The American Astronomical Society (AAS) issued a press release Tuesday with the contents of a question-and-answer exchange between the AAS’ Committee for Astronomy and Public Policy and NASA administrator Mike Griffin. Among the notable responses from Griffin:
- He says that science funding at NASA will increase at 1% per year (somewhat below the current inflation rate) through FY2011, then go to 2.4%/year (the current estimate for the overall growth of the agency’s budget) starting in FY2012.
- Griffin doesn’t think that there is a better way to manage science missions to avoid debilitating cost overruns: “I think that the uncertainties in program planning, budgeting, and control that we experience in state-of-the-art, first-of-a-kind missions will always be with us.” His best recommendation: “allocate appropriate reserves on the ‘front end’ of any program, and then leave that reserve in place!
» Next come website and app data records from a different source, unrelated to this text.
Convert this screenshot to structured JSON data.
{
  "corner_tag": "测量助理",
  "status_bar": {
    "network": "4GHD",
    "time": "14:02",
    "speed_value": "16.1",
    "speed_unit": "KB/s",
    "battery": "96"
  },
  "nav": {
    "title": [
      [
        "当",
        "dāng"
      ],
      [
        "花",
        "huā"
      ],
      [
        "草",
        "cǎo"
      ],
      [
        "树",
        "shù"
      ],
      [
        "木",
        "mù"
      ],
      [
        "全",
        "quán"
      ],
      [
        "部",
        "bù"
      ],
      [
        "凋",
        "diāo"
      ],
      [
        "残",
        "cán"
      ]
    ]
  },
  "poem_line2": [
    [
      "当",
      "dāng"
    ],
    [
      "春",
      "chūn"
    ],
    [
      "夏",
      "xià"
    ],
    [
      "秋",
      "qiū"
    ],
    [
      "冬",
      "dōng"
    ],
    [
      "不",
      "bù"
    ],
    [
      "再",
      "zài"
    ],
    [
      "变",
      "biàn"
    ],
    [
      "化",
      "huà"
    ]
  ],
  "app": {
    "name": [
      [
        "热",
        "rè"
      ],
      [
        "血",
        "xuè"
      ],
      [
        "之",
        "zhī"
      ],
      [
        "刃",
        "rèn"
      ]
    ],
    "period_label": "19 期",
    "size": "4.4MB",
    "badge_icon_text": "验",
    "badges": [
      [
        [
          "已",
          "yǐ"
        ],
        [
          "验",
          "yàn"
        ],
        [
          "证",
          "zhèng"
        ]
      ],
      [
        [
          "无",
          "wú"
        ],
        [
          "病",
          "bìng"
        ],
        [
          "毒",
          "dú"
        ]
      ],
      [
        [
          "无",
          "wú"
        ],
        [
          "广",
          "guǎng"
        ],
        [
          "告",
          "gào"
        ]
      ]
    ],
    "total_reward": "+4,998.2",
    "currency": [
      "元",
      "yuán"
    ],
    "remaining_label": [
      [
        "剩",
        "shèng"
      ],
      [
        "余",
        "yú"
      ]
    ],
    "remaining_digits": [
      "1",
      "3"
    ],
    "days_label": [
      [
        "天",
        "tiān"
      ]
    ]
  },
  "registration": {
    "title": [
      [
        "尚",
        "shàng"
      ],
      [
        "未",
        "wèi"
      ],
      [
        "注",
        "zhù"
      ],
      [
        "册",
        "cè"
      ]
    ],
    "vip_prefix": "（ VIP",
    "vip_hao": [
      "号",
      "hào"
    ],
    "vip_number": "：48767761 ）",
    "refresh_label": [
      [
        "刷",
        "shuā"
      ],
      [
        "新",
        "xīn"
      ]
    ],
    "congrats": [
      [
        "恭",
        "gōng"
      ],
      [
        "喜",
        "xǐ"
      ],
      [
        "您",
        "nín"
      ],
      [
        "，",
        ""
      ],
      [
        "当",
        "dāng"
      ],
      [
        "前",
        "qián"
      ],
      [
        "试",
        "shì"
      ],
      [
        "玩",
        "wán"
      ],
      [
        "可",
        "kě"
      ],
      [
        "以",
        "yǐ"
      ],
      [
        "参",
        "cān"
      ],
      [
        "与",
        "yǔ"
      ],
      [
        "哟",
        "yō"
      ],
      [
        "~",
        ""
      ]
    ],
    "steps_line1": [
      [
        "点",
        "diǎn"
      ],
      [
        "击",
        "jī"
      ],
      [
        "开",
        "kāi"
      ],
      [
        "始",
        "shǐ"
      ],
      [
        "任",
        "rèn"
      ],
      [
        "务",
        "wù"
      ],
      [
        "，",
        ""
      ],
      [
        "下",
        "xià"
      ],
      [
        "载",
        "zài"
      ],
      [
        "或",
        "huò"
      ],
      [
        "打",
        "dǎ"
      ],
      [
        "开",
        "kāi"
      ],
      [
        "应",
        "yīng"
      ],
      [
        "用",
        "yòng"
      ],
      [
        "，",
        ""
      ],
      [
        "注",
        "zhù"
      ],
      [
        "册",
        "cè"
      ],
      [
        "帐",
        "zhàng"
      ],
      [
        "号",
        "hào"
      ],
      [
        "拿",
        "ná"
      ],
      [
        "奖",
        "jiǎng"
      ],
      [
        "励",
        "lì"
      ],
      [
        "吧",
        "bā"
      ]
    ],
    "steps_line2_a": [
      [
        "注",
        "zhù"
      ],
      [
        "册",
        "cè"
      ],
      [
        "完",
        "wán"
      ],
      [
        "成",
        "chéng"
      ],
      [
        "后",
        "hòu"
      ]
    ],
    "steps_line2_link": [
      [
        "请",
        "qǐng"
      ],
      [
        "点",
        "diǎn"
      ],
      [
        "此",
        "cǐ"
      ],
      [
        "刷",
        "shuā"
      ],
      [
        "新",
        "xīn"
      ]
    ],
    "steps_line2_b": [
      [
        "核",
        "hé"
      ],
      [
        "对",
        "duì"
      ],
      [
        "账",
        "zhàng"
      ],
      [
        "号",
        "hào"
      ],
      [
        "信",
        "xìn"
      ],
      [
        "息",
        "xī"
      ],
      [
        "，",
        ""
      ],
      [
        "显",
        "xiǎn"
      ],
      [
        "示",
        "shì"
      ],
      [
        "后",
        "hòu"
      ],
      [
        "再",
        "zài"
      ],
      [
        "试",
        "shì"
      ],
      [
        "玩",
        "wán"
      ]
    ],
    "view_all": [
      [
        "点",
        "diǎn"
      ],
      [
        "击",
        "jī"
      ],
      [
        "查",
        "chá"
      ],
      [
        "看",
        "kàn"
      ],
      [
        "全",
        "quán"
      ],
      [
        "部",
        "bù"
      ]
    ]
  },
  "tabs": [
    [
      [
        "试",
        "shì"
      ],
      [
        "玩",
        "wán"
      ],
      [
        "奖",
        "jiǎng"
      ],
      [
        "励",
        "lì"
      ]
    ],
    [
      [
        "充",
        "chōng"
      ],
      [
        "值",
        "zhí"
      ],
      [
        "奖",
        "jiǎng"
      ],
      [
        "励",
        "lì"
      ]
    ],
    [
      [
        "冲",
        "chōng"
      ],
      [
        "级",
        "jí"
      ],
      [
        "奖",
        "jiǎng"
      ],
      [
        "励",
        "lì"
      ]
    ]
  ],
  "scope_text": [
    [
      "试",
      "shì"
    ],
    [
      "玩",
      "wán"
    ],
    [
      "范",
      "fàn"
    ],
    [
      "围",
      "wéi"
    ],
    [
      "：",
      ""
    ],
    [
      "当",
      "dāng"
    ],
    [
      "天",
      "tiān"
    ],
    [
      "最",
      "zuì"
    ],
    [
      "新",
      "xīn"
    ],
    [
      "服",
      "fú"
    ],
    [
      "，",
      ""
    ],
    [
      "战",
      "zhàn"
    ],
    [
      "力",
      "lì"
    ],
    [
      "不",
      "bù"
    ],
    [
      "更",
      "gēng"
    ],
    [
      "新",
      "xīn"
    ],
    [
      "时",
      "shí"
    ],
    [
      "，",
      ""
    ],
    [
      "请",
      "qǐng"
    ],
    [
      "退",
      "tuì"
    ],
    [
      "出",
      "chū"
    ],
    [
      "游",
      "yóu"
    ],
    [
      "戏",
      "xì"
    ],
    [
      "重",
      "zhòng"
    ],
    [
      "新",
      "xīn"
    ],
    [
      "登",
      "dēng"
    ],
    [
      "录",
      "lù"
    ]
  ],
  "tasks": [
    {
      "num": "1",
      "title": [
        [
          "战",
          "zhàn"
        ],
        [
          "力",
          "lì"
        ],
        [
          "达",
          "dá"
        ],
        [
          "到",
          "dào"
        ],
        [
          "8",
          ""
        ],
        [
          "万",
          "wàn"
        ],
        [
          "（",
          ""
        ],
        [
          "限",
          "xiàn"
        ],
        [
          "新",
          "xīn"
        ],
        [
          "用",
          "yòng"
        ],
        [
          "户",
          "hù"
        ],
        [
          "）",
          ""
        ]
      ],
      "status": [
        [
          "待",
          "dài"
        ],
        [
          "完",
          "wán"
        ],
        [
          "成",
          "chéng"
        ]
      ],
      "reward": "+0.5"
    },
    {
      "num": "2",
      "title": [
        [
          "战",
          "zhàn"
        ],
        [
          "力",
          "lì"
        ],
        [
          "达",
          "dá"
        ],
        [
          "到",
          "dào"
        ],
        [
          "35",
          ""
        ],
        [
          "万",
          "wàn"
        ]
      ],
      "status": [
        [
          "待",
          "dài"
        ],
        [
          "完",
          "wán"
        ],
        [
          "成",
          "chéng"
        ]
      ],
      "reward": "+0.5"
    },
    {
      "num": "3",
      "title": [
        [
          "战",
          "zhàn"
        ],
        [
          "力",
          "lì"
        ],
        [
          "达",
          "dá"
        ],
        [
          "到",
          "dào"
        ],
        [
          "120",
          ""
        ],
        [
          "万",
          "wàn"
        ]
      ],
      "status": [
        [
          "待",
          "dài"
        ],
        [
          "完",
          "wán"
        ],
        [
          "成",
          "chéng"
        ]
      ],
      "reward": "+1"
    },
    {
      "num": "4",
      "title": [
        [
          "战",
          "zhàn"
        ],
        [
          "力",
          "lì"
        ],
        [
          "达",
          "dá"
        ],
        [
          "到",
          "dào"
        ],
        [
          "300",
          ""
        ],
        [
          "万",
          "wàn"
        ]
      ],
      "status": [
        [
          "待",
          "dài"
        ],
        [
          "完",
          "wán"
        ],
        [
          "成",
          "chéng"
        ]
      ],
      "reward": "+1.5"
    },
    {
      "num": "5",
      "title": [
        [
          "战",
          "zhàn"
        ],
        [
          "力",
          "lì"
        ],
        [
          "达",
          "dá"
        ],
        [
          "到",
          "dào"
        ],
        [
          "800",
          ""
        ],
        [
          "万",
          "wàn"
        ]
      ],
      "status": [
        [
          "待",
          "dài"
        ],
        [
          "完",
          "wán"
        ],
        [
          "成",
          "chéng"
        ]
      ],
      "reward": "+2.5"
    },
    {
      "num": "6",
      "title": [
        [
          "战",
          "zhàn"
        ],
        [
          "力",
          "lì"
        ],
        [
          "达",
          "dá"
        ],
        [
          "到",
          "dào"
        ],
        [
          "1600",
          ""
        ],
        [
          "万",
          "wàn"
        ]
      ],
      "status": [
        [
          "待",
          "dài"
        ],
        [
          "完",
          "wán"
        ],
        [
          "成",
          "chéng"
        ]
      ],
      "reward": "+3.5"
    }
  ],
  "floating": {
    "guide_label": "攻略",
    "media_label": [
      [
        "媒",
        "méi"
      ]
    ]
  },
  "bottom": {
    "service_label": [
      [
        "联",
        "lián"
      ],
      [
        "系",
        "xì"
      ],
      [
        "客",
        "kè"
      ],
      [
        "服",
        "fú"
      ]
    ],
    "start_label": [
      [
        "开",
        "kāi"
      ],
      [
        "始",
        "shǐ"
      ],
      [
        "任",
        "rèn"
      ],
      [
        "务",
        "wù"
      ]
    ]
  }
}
- Griffin is also skeptical about claims of a looming workforce crisis at NASA, noting that while 25% of current NASA employees are eligible to retire in the next five years, not all of them will choose to do so. “I regard this as an opportunity to bring in the next generation of scientists and engineers, who will take us to the Moon and Mars.”